According to information from the FBI and Department of Justice, Vitter’s campaign appears to have been bilked more than any other victim of Pate’s crimes.
Other victims of the scam included the McConnell Senate Committee, House Conservatives Fund, Christians in Defense of Israel and Catholic Advocates.
Pate pleaded guilty to three counts of mail fraud in federal court in Louisville, Kentucky.
He’s scheduled to be sentenced Nov. 3 and faces up to 60 years in prison.
Prosecutors told The Associated Press the sentencing guideline range will likely be considerably less. Pate is expected to be ordered to pay back money that hasn’t already been recovered. According to federal authorities, nearly half of the stolen money has been recovered and is being returned to the victim organizations. It’s unclear how that money could come into play for Vitter, since he’s seeking a different office now.

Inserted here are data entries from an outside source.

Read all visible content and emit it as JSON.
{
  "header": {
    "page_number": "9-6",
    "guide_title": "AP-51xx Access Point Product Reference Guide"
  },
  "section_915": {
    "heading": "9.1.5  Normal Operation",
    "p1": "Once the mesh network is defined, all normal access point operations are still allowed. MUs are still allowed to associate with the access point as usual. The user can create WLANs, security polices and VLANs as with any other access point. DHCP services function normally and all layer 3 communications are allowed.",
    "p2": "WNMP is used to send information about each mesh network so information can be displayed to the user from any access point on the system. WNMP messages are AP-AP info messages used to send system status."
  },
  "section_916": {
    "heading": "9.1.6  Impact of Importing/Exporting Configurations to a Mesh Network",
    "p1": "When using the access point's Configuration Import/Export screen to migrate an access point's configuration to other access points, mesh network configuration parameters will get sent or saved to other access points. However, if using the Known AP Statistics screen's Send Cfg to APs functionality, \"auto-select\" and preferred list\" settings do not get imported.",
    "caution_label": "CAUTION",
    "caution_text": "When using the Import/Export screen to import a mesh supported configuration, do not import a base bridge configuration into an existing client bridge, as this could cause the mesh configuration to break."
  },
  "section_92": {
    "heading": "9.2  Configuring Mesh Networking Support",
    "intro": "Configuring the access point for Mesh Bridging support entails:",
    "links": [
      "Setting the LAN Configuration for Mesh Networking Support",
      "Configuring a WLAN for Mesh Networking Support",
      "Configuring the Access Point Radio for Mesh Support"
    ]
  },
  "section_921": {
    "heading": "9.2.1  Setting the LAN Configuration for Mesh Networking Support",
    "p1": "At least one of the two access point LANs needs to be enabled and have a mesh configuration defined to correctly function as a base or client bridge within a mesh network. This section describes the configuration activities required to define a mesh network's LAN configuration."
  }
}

Kuhn told reporters that the scam began to unravel after a McConnell donor told the senator’s campaign that he never received a ‘thank you’ note.
Pate’s attorney, Scott Cox, told reporters that Pate has accepted responsibility for what’s he’s done and is expected to discuss his motives during his sentencing hearing.
According to the FBI, Pate spent the money on Cadillacs and other vehicles; diamond jewelry, a golf cart and condominiums in Myrtle Beach, South Carolina.
The Associated Press contributed to this report.